* PROBLEM TO SOLVE
If a line in the entries below contains the word "icon", it counts; report how many such lines there are, and only that number.

* DATA EXCERPTS
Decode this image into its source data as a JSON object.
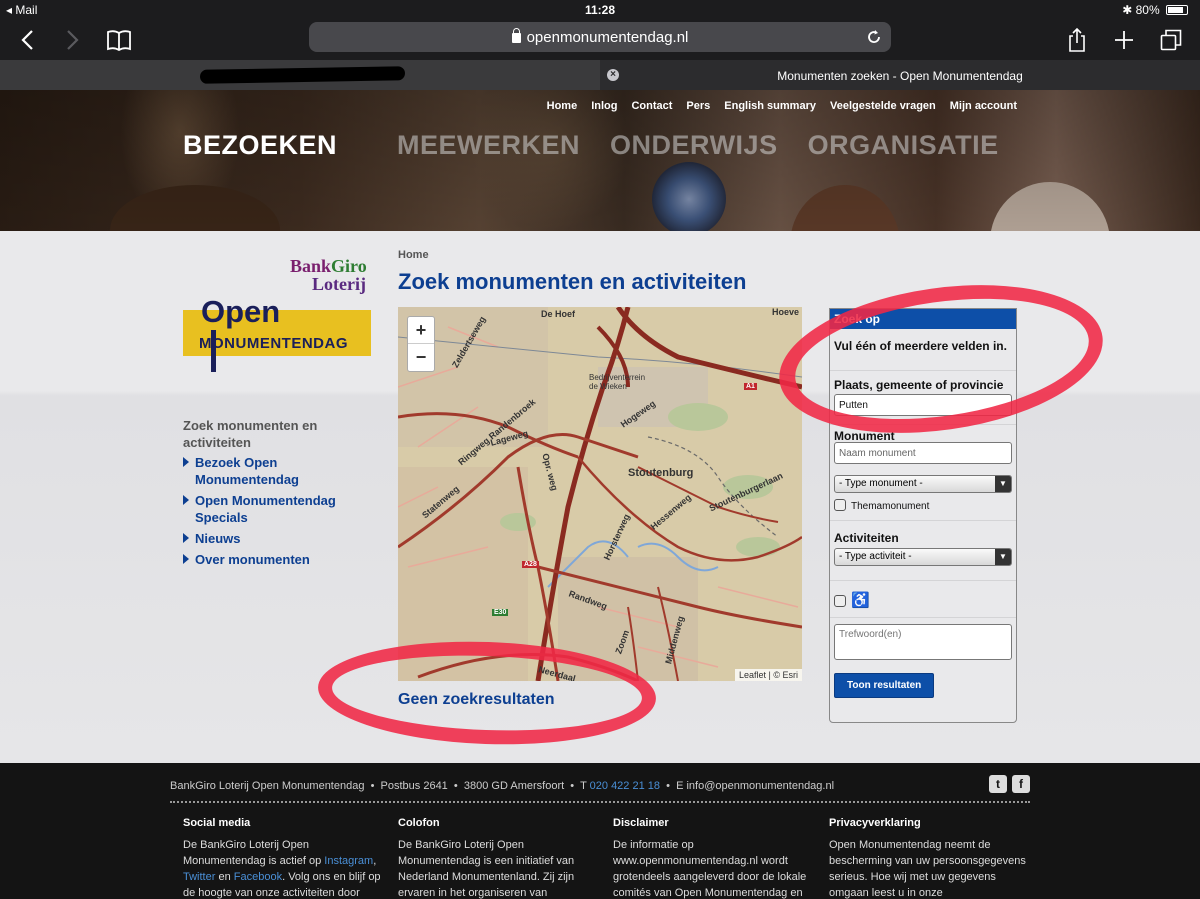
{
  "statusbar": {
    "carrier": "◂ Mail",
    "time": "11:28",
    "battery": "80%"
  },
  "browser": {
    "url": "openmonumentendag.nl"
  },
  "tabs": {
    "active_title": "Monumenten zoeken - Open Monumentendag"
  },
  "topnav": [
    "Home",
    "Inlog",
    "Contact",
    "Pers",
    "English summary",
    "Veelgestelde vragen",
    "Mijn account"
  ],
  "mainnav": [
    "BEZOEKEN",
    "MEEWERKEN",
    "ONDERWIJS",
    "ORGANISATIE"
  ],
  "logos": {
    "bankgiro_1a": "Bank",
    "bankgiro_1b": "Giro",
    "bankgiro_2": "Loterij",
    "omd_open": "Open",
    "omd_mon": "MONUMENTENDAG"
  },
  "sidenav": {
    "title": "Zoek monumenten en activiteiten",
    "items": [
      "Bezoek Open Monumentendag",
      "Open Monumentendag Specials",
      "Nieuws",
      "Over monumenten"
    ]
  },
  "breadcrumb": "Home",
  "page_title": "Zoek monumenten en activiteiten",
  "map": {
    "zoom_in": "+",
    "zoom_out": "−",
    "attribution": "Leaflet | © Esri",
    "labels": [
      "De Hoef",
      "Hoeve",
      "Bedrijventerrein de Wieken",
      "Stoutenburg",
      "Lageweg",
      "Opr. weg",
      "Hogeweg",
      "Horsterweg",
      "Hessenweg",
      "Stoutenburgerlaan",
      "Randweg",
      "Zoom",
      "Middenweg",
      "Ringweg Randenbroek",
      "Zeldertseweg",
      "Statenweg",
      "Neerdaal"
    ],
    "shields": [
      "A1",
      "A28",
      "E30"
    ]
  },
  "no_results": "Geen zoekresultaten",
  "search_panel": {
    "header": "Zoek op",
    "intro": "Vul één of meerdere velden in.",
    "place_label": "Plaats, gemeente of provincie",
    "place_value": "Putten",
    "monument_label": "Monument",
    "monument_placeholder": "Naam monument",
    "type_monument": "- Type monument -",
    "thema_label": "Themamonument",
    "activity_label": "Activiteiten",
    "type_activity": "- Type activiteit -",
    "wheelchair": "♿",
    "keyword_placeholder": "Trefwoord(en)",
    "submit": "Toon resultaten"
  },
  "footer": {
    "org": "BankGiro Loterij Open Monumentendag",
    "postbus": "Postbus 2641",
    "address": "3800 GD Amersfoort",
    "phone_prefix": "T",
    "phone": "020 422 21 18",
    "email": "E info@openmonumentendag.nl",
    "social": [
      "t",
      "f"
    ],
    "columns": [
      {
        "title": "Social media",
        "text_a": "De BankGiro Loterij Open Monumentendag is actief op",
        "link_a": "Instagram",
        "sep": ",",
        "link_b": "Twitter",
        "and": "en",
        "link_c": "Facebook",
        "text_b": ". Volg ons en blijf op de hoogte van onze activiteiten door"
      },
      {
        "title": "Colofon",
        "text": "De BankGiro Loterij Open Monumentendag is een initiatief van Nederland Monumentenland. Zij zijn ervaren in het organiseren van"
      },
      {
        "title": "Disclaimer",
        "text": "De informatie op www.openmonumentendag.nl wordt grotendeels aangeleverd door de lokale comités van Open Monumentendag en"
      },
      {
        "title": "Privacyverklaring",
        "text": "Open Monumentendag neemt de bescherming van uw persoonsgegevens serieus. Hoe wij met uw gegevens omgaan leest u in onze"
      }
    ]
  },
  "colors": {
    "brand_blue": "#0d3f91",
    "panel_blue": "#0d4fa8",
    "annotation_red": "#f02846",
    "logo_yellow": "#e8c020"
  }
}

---

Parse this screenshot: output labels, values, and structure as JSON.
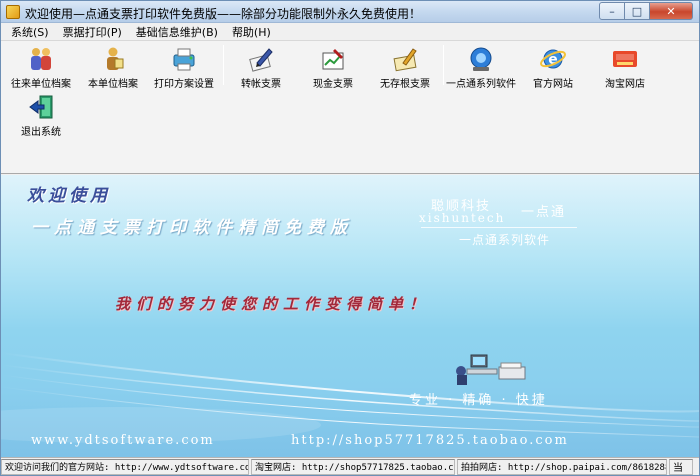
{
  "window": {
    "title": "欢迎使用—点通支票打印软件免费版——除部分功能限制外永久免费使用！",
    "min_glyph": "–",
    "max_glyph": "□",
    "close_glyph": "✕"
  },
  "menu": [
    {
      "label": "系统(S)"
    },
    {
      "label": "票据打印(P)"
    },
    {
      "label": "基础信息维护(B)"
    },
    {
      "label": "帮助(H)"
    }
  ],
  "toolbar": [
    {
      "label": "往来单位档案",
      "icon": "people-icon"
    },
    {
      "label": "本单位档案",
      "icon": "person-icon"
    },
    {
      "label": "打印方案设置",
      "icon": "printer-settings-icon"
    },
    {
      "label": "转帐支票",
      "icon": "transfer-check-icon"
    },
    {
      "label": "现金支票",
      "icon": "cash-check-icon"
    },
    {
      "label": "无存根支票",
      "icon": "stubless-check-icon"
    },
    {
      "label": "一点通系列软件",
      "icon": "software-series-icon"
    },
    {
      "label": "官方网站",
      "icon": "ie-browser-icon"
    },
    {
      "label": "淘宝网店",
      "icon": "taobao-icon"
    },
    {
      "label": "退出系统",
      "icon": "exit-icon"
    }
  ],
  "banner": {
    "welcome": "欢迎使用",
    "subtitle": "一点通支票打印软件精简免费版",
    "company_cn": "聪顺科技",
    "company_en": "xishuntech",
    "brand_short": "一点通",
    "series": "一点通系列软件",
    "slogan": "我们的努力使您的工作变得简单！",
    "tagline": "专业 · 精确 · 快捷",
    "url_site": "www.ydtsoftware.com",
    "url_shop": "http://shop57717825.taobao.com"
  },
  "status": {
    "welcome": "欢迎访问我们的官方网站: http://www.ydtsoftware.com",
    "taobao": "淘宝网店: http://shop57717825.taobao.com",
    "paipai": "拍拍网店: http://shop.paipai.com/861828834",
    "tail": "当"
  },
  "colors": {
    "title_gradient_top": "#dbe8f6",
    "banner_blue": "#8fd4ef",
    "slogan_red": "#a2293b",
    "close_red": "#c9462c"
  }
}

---

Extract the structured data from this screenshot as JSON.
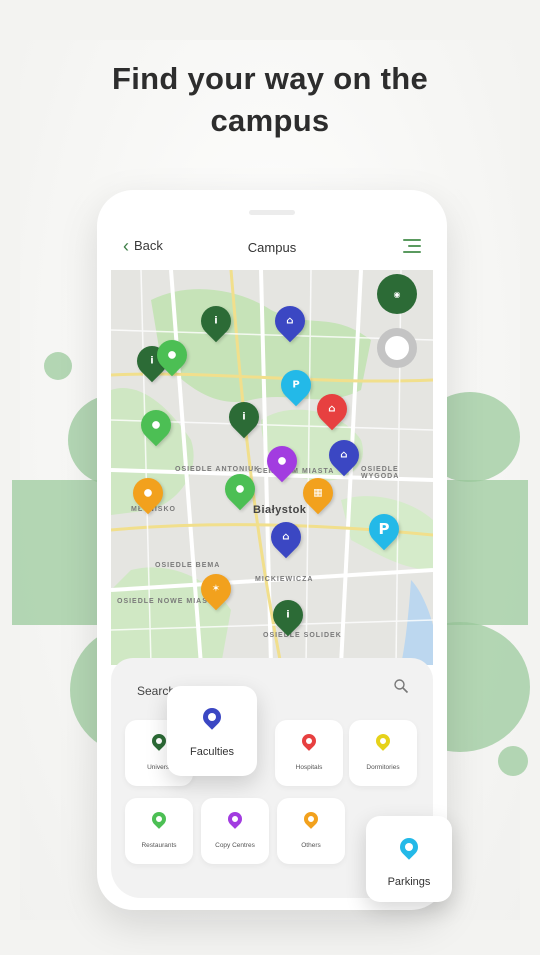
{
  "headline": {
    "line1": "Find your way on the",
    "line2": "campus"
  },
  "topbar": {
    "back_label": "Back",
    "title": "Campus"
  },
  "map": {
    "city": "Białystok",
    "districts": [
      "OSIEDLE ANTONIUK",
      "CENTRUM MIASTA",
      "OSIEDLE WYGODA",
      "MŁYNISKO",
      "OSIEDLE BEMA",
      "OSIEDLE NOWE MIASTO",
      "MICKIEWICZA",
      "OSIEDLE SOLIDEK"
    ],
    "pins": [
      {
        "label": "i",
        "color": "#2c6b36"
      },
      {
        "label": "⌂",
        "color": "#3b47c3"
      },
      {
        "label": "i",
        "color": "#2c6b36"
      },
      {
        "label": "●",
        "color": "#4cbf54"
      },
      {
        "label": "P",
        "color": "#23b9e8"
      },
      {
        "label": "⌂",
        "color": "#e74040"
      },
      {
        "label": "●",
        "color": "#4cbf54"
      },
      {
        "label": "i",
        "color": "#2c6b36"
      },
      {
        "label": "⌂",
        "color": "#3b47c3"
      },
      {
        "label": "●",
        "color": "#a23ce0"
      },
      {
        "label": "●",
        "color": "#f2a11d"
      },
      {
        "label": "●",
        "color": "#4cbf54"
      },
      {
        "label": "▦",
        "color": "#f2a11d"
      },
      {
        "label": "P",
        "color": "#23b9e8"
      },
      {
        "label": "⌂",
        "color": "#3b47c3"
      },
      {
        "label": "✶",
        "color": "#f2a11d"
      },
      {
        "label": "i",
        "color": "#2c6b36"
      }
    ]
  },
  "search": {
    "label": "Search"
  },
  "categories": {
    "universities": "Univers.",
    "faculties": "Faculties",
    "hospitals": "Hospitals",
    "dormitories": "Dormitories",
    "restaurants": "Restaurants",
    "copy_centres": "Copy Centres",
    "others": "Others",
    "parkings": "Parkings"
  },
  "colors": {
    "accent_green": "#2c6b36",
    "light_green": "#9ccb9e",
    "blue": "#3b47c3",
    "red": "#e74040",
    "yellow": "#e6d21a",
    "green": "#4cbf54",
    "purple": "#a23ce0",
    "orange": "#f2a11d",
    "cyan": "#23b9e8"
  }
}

* RESULT
10